**EXERCISE PROMPT**
Word for word, write the lines below out again, with no pictures.

**STORED DATA**

━━━━━━━━

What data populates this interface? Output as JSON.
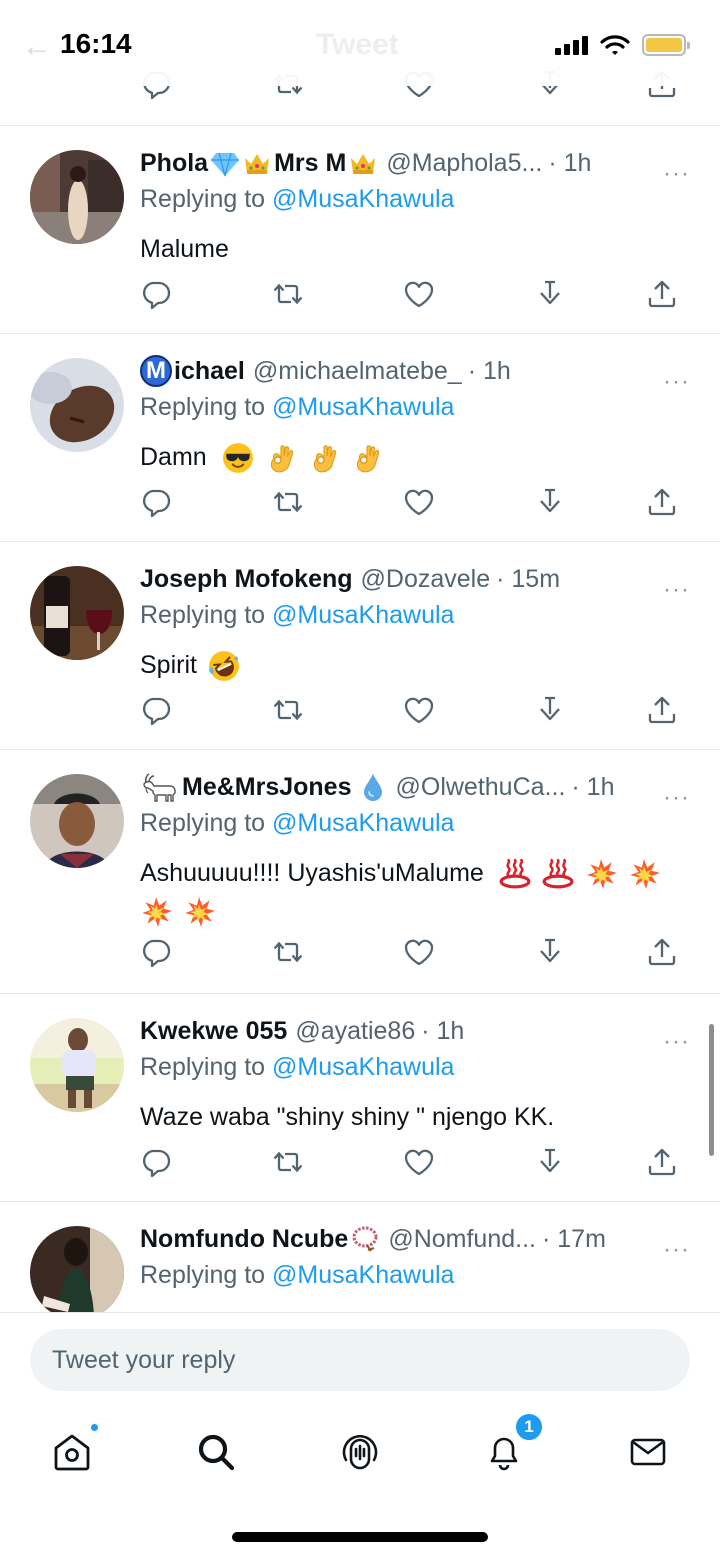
{
  "status_bar": {
    "time": "16:14",
    "faded_title": "Tweet"
  },
  "replies": [
    {
      "name": "Phola",
      "name_emoji_after": [
        "diamond",
        "crown"
      ],
      "name_part2": "Mrs M",
      "name_emoji_end": [
        "crown"
      ],
      "handle": "@Maphola5...",
      "time": "· 1h",
      "replying_prefix": "Replying to",
      "replying_to": "@MusaKhawula",
      "text": "Malume",
      "text_emoji": []
    },
    {
      "name_prefix_badge": "M",
      "name": "ichael",
      "handle": "@michaelmatebe_",
      "time": "· 1h",
      "replying_prefix": "Replying to",
      "replying_to": "@MusaKhawula",
      "text": "Damn",
      "text_emoji": [
        "sunglasses-face",
        "ok-hand",
        "ok-hand",
        "ok-hand"
      ]
    },
    {
      "name": "Joseph Mofokeng",
      "handle": "@Dozavele",
      "time": "· 15m",
      "replying_prefix": "Replying to",
      "replying_to": "@MusaKhawula",
      "text": "Spirit",
      "text_emoji": [
        "rolling-laughing-face"
      ]
    },
    {
      "name_prefix_emoji": "goat",
      "name": "Me&MrsJones",
      "name_emoji_end": [
        "droplet"
      ],
      "handle": "@OlwethuCa...",
      "time": "· 1h",
      "replying_prefix": "Replying to",
      "replying_to": "@MusaKhawula",
      "text": "Ashuuuuu!!!! Uyashis'uMalume",
      "text_emoji": [
        "hot-springs",
        "hot-springs",
        "collision",
        "collision",
        "collision",
        "collision"
      ]
    },
    {
      "name": "Kwekwe 055",
      "handle": "@ayatie86",
      "time": "· 1h",
      "replying_prefix": "Replying to",
      "replying_to": "@MusaKhawula",
      "text": "Waze waba \"shiny shiny \" njengo KK.",
      "text_emoji": []
    },
    {
      "name": "Nomfundo Ncube",
      "name_emoji_end": [
        "prayer-beads"
      ],
      "handle": "@Nomfund...",
      "time": "· 17m",
      "replying_prefix": "Replying to",
      "replying_to": "@MusaKhawula",
      "text": "",
      "text_emoji": []
    }
  ],
  "more_label": "···",
  "action_icons": [
    "reply-icon",
    "retweet-icon",
    "like-icon",
    "download-icon",
    "share-icon"
  ],
  "reply_box": {
    "placeholder": "Tweet your reply"
  },
  "tab_bar": {
    "items": [
      "home-icon",
      "search-icon",
      "spaces-icon",
      "notifications-icon",
      "messages-icon"
    ],
    "notifications_badge": "1"
  },
  "colors": {
    "accent": "#1d9bf0",
    "secondary_text": "#536471",
    "divider": "#e6e9ec"
  }
}
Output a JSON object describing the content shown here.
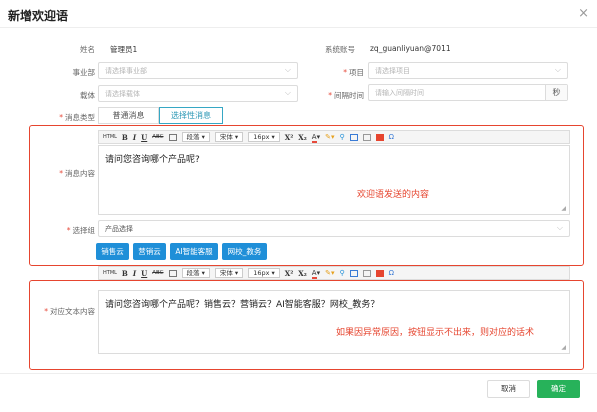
{
  "dialog": {
    "title": "新增欢迎语",
    "close_icon": "×"
  },
  "form": {
    "name_label": "姓名",
    "name_value": "管理员1",
    "account_label": "系统账号",
    "account_value": "zq_guanliyuan@7011",
    "dept_label": "事业部",
    "dept_placeholder": "请选择事业部",
    "project_label": "项目",
    "project_placeholder": "请选择项目",
    "channel_label": "载体",
    "channel_placeholder": "请选择载体",
    "interval_label": "间隔时间",
    "interval_placeholder": "请输入间隔时间",
    "interval_unit": "秒",
    "msgtype_label": "消息类型",
    "tabs": [
      "普通消息",
      "选择性消息"
    ],
    "content_label": "消息内容",
    "product_label": "选择组",
    "product_placeholder": "产品选择",
    "reply_label": "对应文本内容"
  },
  "toolbar": {
    "paragraph": "段落",
    "font": "宋体",
    "size": "16px",
    "bold": "B",
    "italic": "I",
    "underline": "U",
    "strike": "ABC",
    "superscript": "X²",
    "subscript": "X₂",
    "font_color": "A",
    "source": "HTML"
  },
  "editor1": {
    "text": "请问您咨询哪个产品呢?",
    "annotation": "欢迎语发送的内容"
  },
  "products": [
    "销售云",
    "营销云",
    "AI智能客服",
    "网校_教务"
  ],
  "editor2": {
    "text": "请问您咨询哪个产品呢？销售云？营销云？AI智能客服？网校_教务？",
    "annotation": "如果因异常原因，按钮显示不出来，则对应的话术"
  },
  "footer": {
    "cancel": "取消",
    "confirm": "确定"
  },
  "colors": {
    "accent_red": "#e6452f",
    "primary_blue": "#1f8fd8",
    "confirm_green": "#27b25a",
    "tab_active": "#36a7c4"
  }
}
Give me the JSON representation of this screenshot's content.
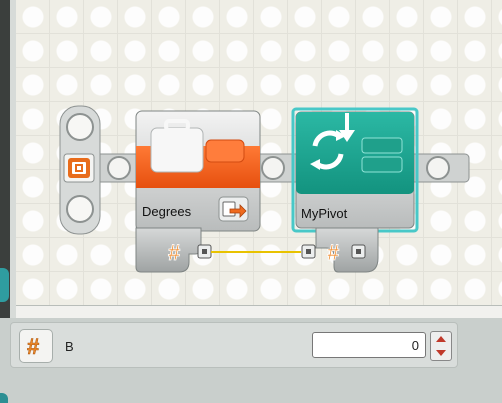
{
  "blocks": {
    "variable_block": {
      "label": "Degrees"
    },
    "my_block": {
      "label": "MyPivot"
    }
  },
  "data_hub": {
    "type_symbol": "#"
  },
  "config_panel": {
    "icon_symbol": "#",
    "param_label": "B",
    "param_value": "0"
  },
  "colors": {
    "variable_accent": "#f05c1c",
    "myblock_accent": "#20a896",
    "wire": "#e8c200",
    "selection_outline": "#48c8c8"
  },
  "icons": [
    "briefcase-icon",
    "arrow-out-icon",
    "pivot-icon",
    "number-hash-icon",
    "stepper-up-icon",
    "stepper-down-icon"
  ]
}
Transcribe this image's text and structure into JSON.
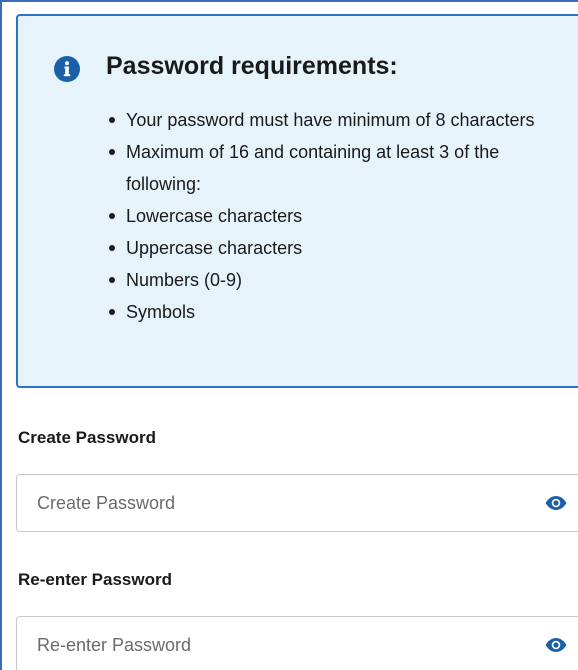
{
  "info": {
    "icon": "info-icon",
    "title": "Password requirements:",
    "items": [
      "Your password must have minimum of 8 characters",
      "Maximum of 16 and containing at least 3 of the following:",
      "Lowercase characters",
      "Uppercase characters",
      "Numbers (0-9)",
      "Symbols"
    ]
  },
  "create": {
    "label": "Create Password",
    "placeholder": "Create Password",
    "value": "",
    "icon": "eye-icon"
  },
  "reenter": {
    "label": "Re-enter Password",
    "placeholder": "Re-enter Password",
    "value": "",
    "icon": "eye-icon"
  },
  "colors": {
    "accent": "#2a74c4",
    "info_background": "#e6f3fb",
    "icon_color": "#1b5fa8"
  }
}
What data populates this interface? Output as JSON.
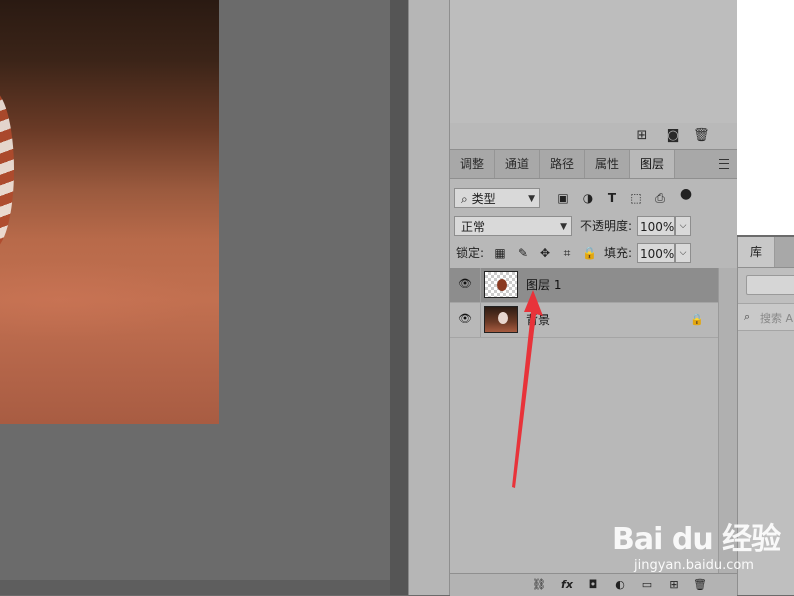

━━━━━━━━

**ANSWER SPACE**
What data populates this interface? Output as JSON.
{
  "status_bar": {
    "time": "16:14",
    "faded_title": "Tweet"
  },
  "replies": [
    {
      "name": "Phola",
      "name_emoji_after": [
        "diamond",
        "crown"
      ],
      "name_part2": "Mrs M",
      "name_emoji_end": [
        "crown"
      ],
      "handle": "@Maphola5...",
      "time": "· 1h",
      "replying_prefix": "Replying to",
      "replying_to": "@MusaKhawula",
      "text": "Malume",
      "text_emoji": []
    },
    {
      "name_prefix_badge": "M",
      "name": "ichael",
      "handle": "@michaelmatebe_",
      "time": "· 1h",
      "replying_prefix": "Replying to",
      "replying_to": "@MusaKhawula",
      "text": "Damn",
      "text_emoji": [
        "sunglasses-face",
        "ok-hand",
        "ok-hand",
        "ok-hand"
      ]
    },
    {
      "name": "Joseph Mofokeng",
      "handle": "@Dozavele",
      "time": "· 15m",
      "replying_prefix": "Replying to",
      "replying_to": "@MusaKhawula",
      "text": "Spirit",
      "text_emoji": [
        "rolling-laughing-face"
      ]
    },
    {
      "name_prefix_emoji": "goat",
      "name": "Me&MrsJones",
      "name_emoji_end": [
        "droplet"
      ],
      "handle": "@OlwethuCa...",
      "time": "· 1h",
      "replying_prefix": "Replying to",
      "replying_to": "@MusaKhawula",
      "text": "Ashuuuuu!!!! Uyashis'uMalume",
      "text_emoji": [
        "hot-springs",
        "hot-springs",
        "collision",
        "collision",
        "collision",
        "collision"
      ]
    },
    {
      "name": "Kwekwe 055",
      "handle": "@ayatie86",
      "time": "· 1h",
      "replying_prefix": "Replying to",
      "replying_to": "@MusaKhawula",
      "text": "Waze waba \"shiny shiny \" njengo KK.",
      "text_emoji": []
    },
    {
      "name": "Nomfundo Ncube",
      "name_emoji_end": [
        "prayer-beads"
      ],
      "handle": "@Nomfund...",
      "time": "· 17m",
      "replying_prefix": "Replying to",
      "replying_to": "@MusaKhawula",
      "text": "",
      "text_emoji": []
    }
  ],
  "more_label": "···",
  "action_icons": [
    "reply-icon",
    "retweet-icon",
    "like-icon",
    "download-icon",
    "share-icon"
  ],
  "reply_box": {
    "placeholder": "Tweet your reply"
  },
  "tab_bar": {
    "items": [
      "home-icon",
      "search-icon",
      "spaces-icon",
      "notifications-icon",
      "messages-icon"
    ],
    "notifications_badge": "1"
  },
  "colors": {
    "accent": "#1d9bf0",
    "secondary_text": "#536471",
    "divider": "#e6e9ec"
  }
}
Output a JSON object describing the content shown here.
{
  "dialog": {
    "title": "新增欢迎语",
    "close_icon": "×"
  },
  "form": {
    "name_label": "姓名",
    "name_value": "管理员1",
    "account_label": "系统账号",
    "account_value": "zq_guanliyuan@7011",
    "dept_label": "事业部",
    "dept_placeholder": "请选择事业部",
    "project_label": "项目",
    "project_placeholder": "请选择项目",
    "channel_label": "载体",
    "channel_placeholder": "请选择载体",
    "interval_label": "间隔时间",
    "interval_placeholder": "请输入间隔时间",
    "interval_unit": "秒",
    "msgtype_label": "消息类型",
    "tabs": [
      "普通消息",
      "选择性消息"
    ],
    "content_label": "消息内容",
    "product_label": "选择组",
    "product_placeholder": "产品选择",
    "reply_label": "对应文本内容"
  },
  "toolbar": {
    "paragraph": "段落",
    "font": "宋体",
    "size": "16px",
    "bold": "B",
    "italic": "I",
    "underline": "U",
    "strike": "ABC",
    "superscript": "X²",
    "subscript": "X₂",
    "font_color": "A",
    "source": "HTML"
  },
  "editor1": {
    "text": "请问您咨询哪个产品呢?",
    "annotation": "欢迎语发送的内容"
  },
  "products": [
    "销售云",
    "营销云",
    "AI智能客服",
    "网校_教务"
  ],
  "editor2": {
    "text": "请问您咨询哪个产品呢？销售云？营销云？AI智能客服？网校_教务？",
    "annotation": "如果因异常原因，按钮显示不出来，则对应的话术"
  },
  "footer": {
    "cancel": "取消",
    "confirm": "确定"
  },
  "colors": {
    "accent_red": "#e6452f",
    "primary_blue": "#1f8fd8",
    "confirm_green": "#27b25a",
    "tab_active": "#36a7c4"
  }
}
Give me the JSON representation of this screenshot's content.
{
  "blocks": {
    "variable_block": {
      "label": "Degrees"
    },
    "my_block": {
      "label": "MyPivot"
    }
  },
  "data_hub": {
    "type_symbol": "#"
  },
  "config_panel": {
    "icon_symbol": "#",
    "param_label": "B",
    "param_value": "0"
  },
  "colors": {
    "variable_accent": "#f05c1c",
    "myblock_accent": "#20a896",
    "wire": "#e8c200",
    "selection_outline": "#48c8c8"
  },
  "icons": [
    "briefcase-icon",
    "arrow-out-icon",
    "pivot-icon",
    "number-hash-icon",
    "stepper-up-icon",
    "stepper-down-icon"
  ]
}
Transcribe this image's text and structure into JSON.
{
  "info": {
    "icon": "info-icon",
    "title": "Password requirements:",
    "items": [
      "Your password must have minimum of 8 characters",
      "Maximum of 16 and containing at least 3 of the following:",
      "Lowercase characters",
      "Uppercase characters",
      "Numbers (0-9)",
      "Symbols"
    ]
  },
  "create": {
    "label": "Create Password",
    "placeholder": "Create Password",
    "value": "",
    "icon": "eye-icon"
  },
  "reenter": {
    "label": "Re-enter Password",
    "placeholder": "Re-enter Password",
    "value": "",
    "icon": "eye-icon"
  },
  "colors": {
    "accent": "#2a74c4",
    "info_background": "#e6f3fb",
    "icon_color": "#1b5fa8"
  }
}
What data populates this interface? Output as JSON.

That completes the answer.